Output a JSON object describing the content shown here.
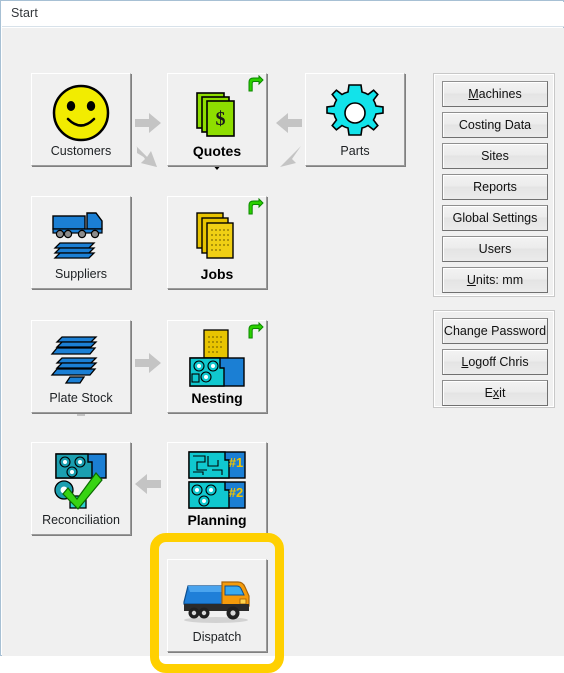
{
  "window": {
    "title": "Start"
  },
  "flow": {
    "tiles": [
      {
        "id": "customers",
        "label": "Customers",
        "icon": "smiley-face-icon",
        "bold": false,
        "badge": null
      },
      {
        "id": "quotes",
        "label": "Quotes",
        "icon": "dollar-documents-icon",
        "bold": true,
        "badge": "green-return-arrow-icon"
      },
      {
        "id": "parts",
        "label": "Parts",
        "icon": "cyan-gear-icon",
        "bold": false,
        "badge": null
      },
      {
        "id": "suppliers",
        "label": "Suppliers",
        "icon": "truck-and-plates-icon",
        "bold": false,
        "badge": null
      },
      {
        "id": "jobs",
        "label": "Jobs",
        "icon": "yellow-documents-icon",
        "bold": true,
        "badge": "green-return-arrow-icon"
      },
      {
        "id": "plate-stock",
        "label": "Plate Stock",
        "icon": "stacked-plates-icon",
        "bold": false,
        "badge": null
      },
      {
        "id": "nesting",
        "label": "Nesting",
        "icon": "nesting-layout-icon",
        "bold": true,
        "badge": "green-return-arrow-icon"
      },
      {
        "id": "reconciliation",
        "label": "Reconciliation",
        "icon": "nest-checkmark-icon",
        "bold": false,
        "badge": null
      },
      {
        "id": "planning",
        "label": "Planning",
        "icon": "planning-nests-icon",
        "bold": true,
        "badge": null
      },
      {
        "id": "dispatch",
        "label": "Dispatch",
        "icon": "dispatch-truck-icon",
        "bold": false,
        "badge": null
      }
    ],
    "planning_nest_labels": [
      "#1",
      "#2"
    ],
    "arrows": [
      {
        "id": "customers-to-quotes",
        "direction": "right",
        "tone": "light"
      },
      {
        "id": "parts-to-quotes",
        "direction": "left",
        "tone": "light"
      },
      {
        "id": "customers-to-suppliers",
        "direction": "down-right",
        "tone": "light"
      },
      {
        "id": "parts-to-jobs",
        "direction": "down-left",
        "tone": "light"
      },
      {
        "id": "quotes-to-jobs",
        "direction": "down",
        "tone": "dark"
      },
      {
        "id": "suppliers-to-platestock",
        "direction": "down",
        "tone": "light"
      },
      {
        "id": "jobs-to-nesting",
        "direction": "down",
        "tone": "dark"
      },
      {
        "id": "platestock-to-nesting",
        "direction": "right",
        "tone": "light"
      },
      {
        "id": "reconciliation-up",
        "direction": "up",
        "tone": "light"
      },
      {
        "id": "nesting-to-planning",
        "direction": "down",
        "tone": "dark"
      },
      {
        "id": "planning-to-recon",
        "direction": "left",
        "tone": "light"
      },
      {
        "id": "planning-to-dispatch",
        "direction": "down",
        "tone": "light"
      }
    ],
    "highlight": {
      "target": "dispatch",
      "color": "#ffd000"
    }
  },
  "sidebar": {
    "group_primary": [
      {
        "id": "machines",
        "label": "Machines",
        "accel": "M"
      },
      {
        "id": "costing-data",
        "label": "Costing Data",
        "accel": ""
      },
      {
        "id": "sites",
        "label": "Sites",
        "accel": ""
      },
      {
        "id": "reports",
        "label": "Reports",
        "accel": ""
      },
      {
        "id": "global-settings",
        "label": "Global Settings",
        "accel": ""
      },
      {
        "id": "users",
        "label": "Users",
        "accel": ""
      },
      {
        "id": "units",
        "label": "Units: mm",
        "accel": "U"
      }
    ],
    "group_session": [
      {
        "id": "change-password",
        "label": "Change Password",
        "accel": ""
      },
      {
        "id": "logoff",
        "label": "Logoff Chris",
        "accel": "L"
      },
      {
        "id": "exit",
        "label": "Exit",
        "accel": "x"
      }
    ]
  },
  "colors": {
    "highlight": "#ffd000",
    "window_border": "#a7c0d4",
    "client_bg": "#f0f0f0",
    "arrow_light": "#c4c4c4",
    "arrow_dark": "#000000",
    "badge_green": "#2bd000"
  }
}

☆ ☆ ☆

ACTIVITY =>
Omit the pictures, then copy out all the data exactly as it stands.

WRITTEN REPLY =>
Output a JSON object describing the content shown here.
{
  "window": {
    "title": "Start"
  },
  "flow": {
    "tiles": [
      {
        "id": "customers",
        "label": "Customers",
        "icon": "smiley-face-icon",
        "bold": false,
        "badge": null
      },
      {
        "id": "quotes",
        "label": "Quotes",
        "icon": "dollar-documents-icon",
        "bold": true,
        "badge": "green-return-arrow-icon"
      },
      {
        "id": "parts",
        "label": "Parts",
        "icon": "cyan-gear-icon",
        "bold": false,
        "badge": null
      },
      {
        "id": "suppliers",
        "label": "Suppliers",
        "icon": "truck-and-plates-icon",
        "bold": false,
        "badge": null
      },
      {
        "id": "jobs",
        "label": "Jobs",
        "icon": "yellow-documents-icon",
        "bold": true,
        "badge": "green-return-arrow-icon"
      },
      {
        "id": "plate-stock",
        "label": "Plate Stock",
        "icon": "stacked-plates-icon",
        "bold": false,
        "badge": null
      },
      {
        "id": "nesting",
        "label": "Nesting",
        "icon": "nesting-layout-icon",
        "bold": true,
        "badge": "green-return-arrow-icon"
      },
      {
        "id": "reconciliation",
        "label": "Reconciliation",
        "icon": "nest-checkmark-icon",
        "bold": false,
        "badge": null
      },
      {
        "id": "planning",
        "label": "Planning",
        "icon": "planning-nests-icon",
        "bold": true,
        "badge": null
      },
      {
        "id": "dispatch",
        "label": "Dispatch",
        "icon": "dispatch-truck-icon",
        "bold": false,
        "badge": null
      }
    ],
    "planning_nest_labels": [
      "#1",
      "#2"
    ],
    "arrows": [
      {
        "id": "customers-to-quotes",
        "direction": "right",
        "tone": "light"
      },
      {
        "id": "parts-to-quotes",
        "direction": "left",
        "tone": "light"
      },
      {
        "id": "customers-to-suppliers",
        "direction": "down-right",
        "tone": "light"
      },
      {
        "id": "parts-to-jobs",
        "direction": "down-left",
        "tone": "light"
      },
      {
        "id": "quotes-to-jobs",
        "direction": "down",
        "tone": "dark"
      },
      {
        "id": "suppliers-to-platestock",
        "direction": "down",
        "tone": "light"
      },
      {
        "id": "jobs-to-nesting",
        "direction": "down",
        "tone": "dark"
      },
      {
        "id": "platestock-to-nesting",
        "direction": "right",
        "tone": "light"
      },
      {
        "id": "reconciliation-up",
        "direction": "up",
        "tone": "light"
      },
      {
        "id": "nesting-to-planning",
        "direction": "down",
        "tone": "dark"
      },
      {
        "id": "planning-to-recon",
        "direction": "left",
        "tone": "light"
      },
      {
        "id": "planning-to-dispatch",
        "direction": "down",
        "tone": "light"
      }
    ],
    "highlight": {
      "target": "dispatch",
      "color": "#ffd000"
    }
  },
  "sidebar": {
    "group_primary": [
      {
        "id": "machines",
        "label": "Machines",
        "accel": "M"
      },
      {
        "id": "costing-data",
        "label": "Costing Data",
        "accel": ""
      },
      {
        "id": "sites",
        "label": "Sites",
        "accel": ""
      },
      {
        "id": "reports",
        "label": "Reports",
        "accel": ""
      },
      {
        "id": "global-settings",
        "label": "Global Settings",
        "accel": ""
      },
      {
        "id": "users",
        "label": "Users",
        "accel": ""
      },
      {
        "id": "units",
        "label": "Units: mm",
        "accel": "U"
      }
    ],
    "group_session": [
      {
        "id": "change-password",
        "label": "Change Password",
        "accel": ""
      },
      {
        "id": "logoff",
        "label": "Logoff Chris",
        "accel": "L"
      },
      {
        "id": "exit",
        "label": "Exit",
        "accel": "x"
      }
    ]
  },
  "colors": {
    "highlight": "#ffd000",
    "window_border": "#a7c0d4",
    "client_bg": "#f0f0f0",
    "arrow_light": "#c4c4c4",
    "arrow_dark": "#000000",
    "badge_green": "#2bd000"
  }
}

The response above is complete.